  • Quotes/citations
  • Notes
  • Bookmarks
Notes
Cite this article

Cited article

Style
Citations are available only to our active members.
Sign up now to cite pages or passages in MLA, APA and Chicago citation styles.

(Einhorn, 1992, p. 25)

(Einhorn 25)

1

1. Lois J. Einhorn, Abraham Lincoln, the Orator: Penetrating the Lincoln Legend (Westport, CT: Greenwood Press, 1992), 25, http://www.questia.com/read/27419298.

Cited article

Modes of Moral Judgment among Early Adolescents
Settings

Settings

Typeface
Text size Smaller Larger Reset View mode
Search within

Search within this article

Look up

Look up a word

  • Dictionary
  • Thesaurus
Please submit a word or phrase above.
Print this page

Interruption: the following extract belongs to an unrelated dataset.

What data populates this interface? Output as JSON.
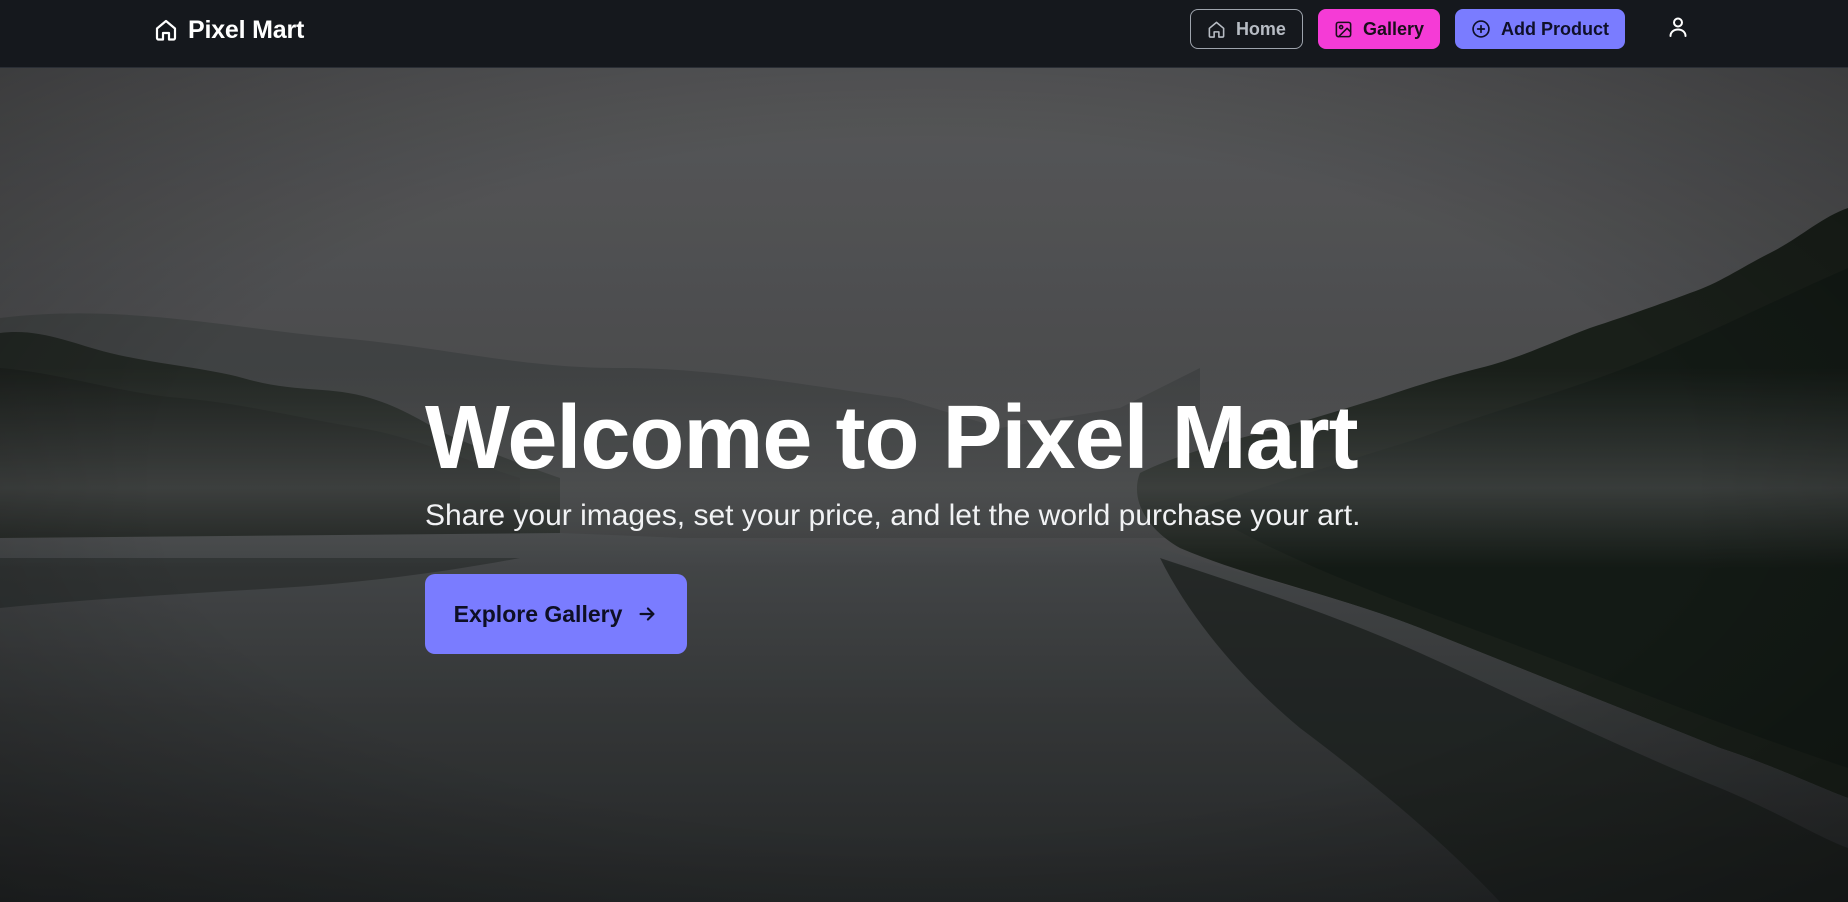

Print this page

Why can't I print more than one page at a time?

Full screen

matching results for page

Cited passage

Style
Citations are available only to our active members.
Sign up now to cite pages or passages in MLA, APA and Chicago citation styles.

"Portraying himself as an honest, ordinary person helped Lincoln identify with his audiences." (Einhorn, 1992, p. 25).

"Portraying himself as an honest, ordinary person helped Lincoln identify with his audiences." (Einhorn 25)

"Portraying himself as an honest, ordinary person helped Lincoln identify with his audiences."1

1. Lois J. Einhorn, Abraham Lincoln, the Orator: Penetrating the Lincoln Legend (Westport, CT: Greenwood Press, 1992), 25, http://www.questia.com/read/27419298.

Cited passage

Welcome to the new Questia Reader

The Questia Reader has been updated to provide you with an even better online reading experience.  It is now 100% Responsive, which means you can read our books and articles on any sized device you wish.  All of your favorite tools like notes, highlights, and citations are still here, but the way you select text has been updated to be easier to use, especially on touchscreen devices.  Here's how:

1. Click or tap the first word you want to select.
2. Click or tap the last word you want to select.

OK, got it!

Thanks for trying Questia!

Please continue trying out our research tools, but please note, full functionality is available only to our active members.

Your work will be lost once you leave this Web page.

For full access in an ad-free environment, sign up now for a FREE, 1-day trial.

Already a member? Log in now.